Publications & Resources

Group Collaboration in Assessment: Competing Objectives, Processes, and Outcomes

Aug 1994

Noreen Webb

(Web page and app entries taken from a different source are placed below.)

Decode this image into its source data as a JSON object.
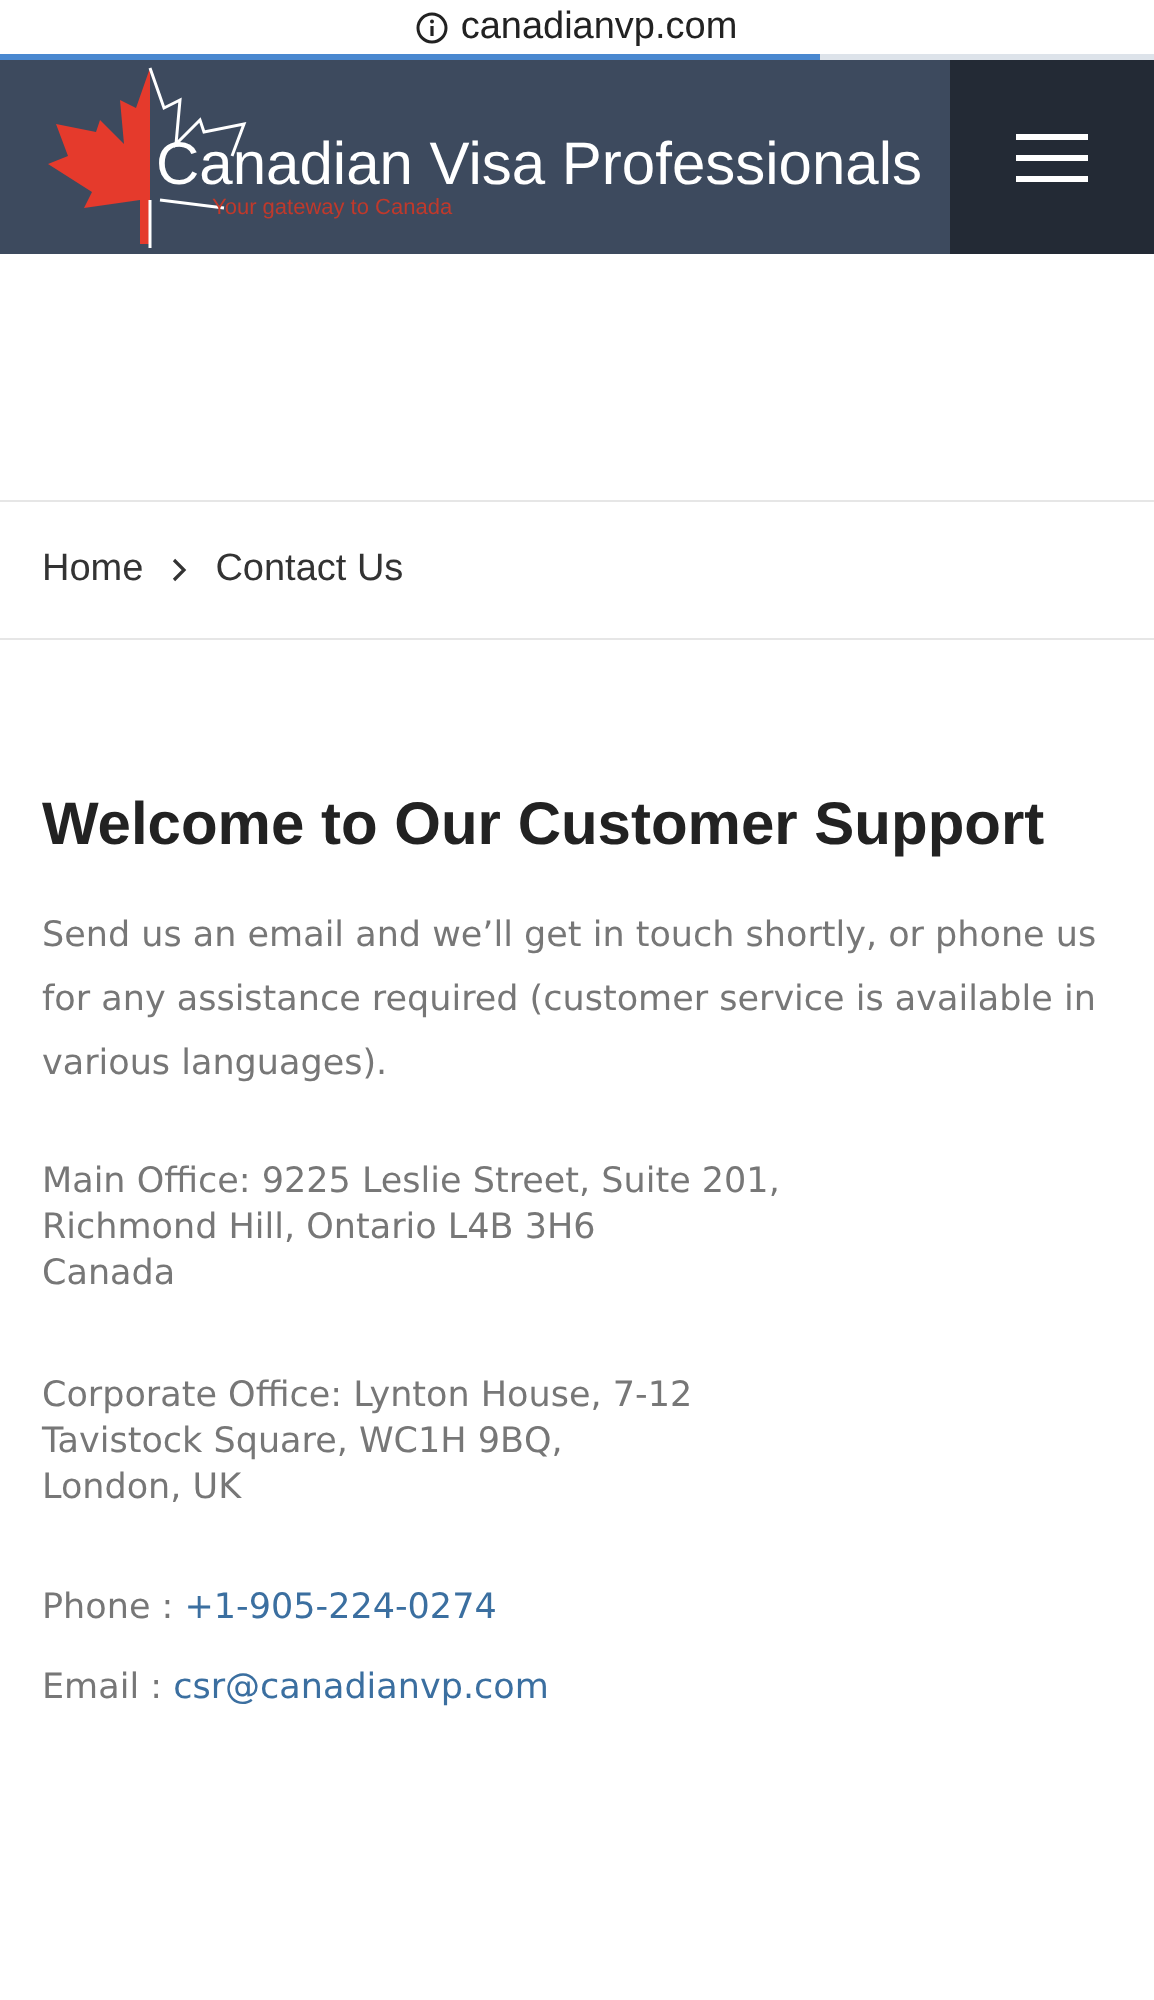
{
  "browser": {
    "url": "canadianvp.com",
    "progress": {
      "level": 0.71
    }
  },
  "header": {
    "brand": "Canadian Visa Professionals",
    "tagline": "Your gateway to Canada"
  },
  "breadcrumb": [
    {
      "label": "Home"
    },
    {
      "label": "Contact Us"
    }
  ],
  "heading": "Welcome to Our Customer Support",
  "intro": "Send us an email and we’ll get in touch shortly, or phone us for any assistance required (customer service is available in various languages).",
  "addresses": [
    {
      "lines": [
        "Main Office: 9225 Leslie Street, Suite 201,",
        "Richmond Hill, Ontario L4B 3H6",
        "Canada"
      ]
    },
    {
      "lines": [
        "Corporate Office: Lynton House, 7-12",
        "Tavistock Square, WC1H 9BQ,",
        "London, UK"
      ]
    }
  ],
  "contacts": [
    {
      "label": "Phone :",
      "value": "+1-905-224-0274"
    },
    {
      "label": "Email :",
      "value": "csr@canadianvp.com"
    }
  ]
}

Learning from other students, developing interpersonal skills, and maximizing collaborative performance, are three primary goals of small group collaboration. But according to Noreen Webb in Group Collaboration in Assessment: Competing Objectives, Processes, and Outcomes, group assessment may or may not be an effective strategy for measuring such goals. “There may be an appropriate place for collaborative group work in educational assessment,” asserts Webb. “Most importantly,” she adds, “how group work is used in an assessment should coincide with the purpose of an assessment.” Webb’s own research and that of others strongly suggests that the purposes must be clearly understood from the start of a group assessment project. Measuring individual student learning versus group productivity, for example, calls for differences in the assessments. If the purpose is to measure individual achievement, suggests Webb, then the instructions might be worded to encourage individual effort. A Connecticut assessment, for example, told students that “each person should be able to explain fully the conclusions reached by the group” and should be prepared to give an oral presentation on their group’s experiment. Thus, students expected that they would be held accountable individually. But if the assessment purpose is different, so too should be the focus, says Webb. She cites group productivity as one example: “Assessment focusing on group productivity,” says Webb, “would give a group a task to complete, and evaluation would focus on the completed task, not on individual students’ contributions to completing the task.” Webb says that teachers need to prepare students for group assessment. Small group collaboration can help students to develop valuable communications skills and give them a better “understanding of what kinds of group process help them learn as individuals and what kinds of processes help maximize group productivity,” she concludes.

Webb, N. (1994). Group collaboration in assessment: Competing objectives, processes, and outcomes (CSE Report 386). Los Angeles: University of California, Los Angeles, National Center for Research on Evaluation, Standards, and Student Testing (CRESST).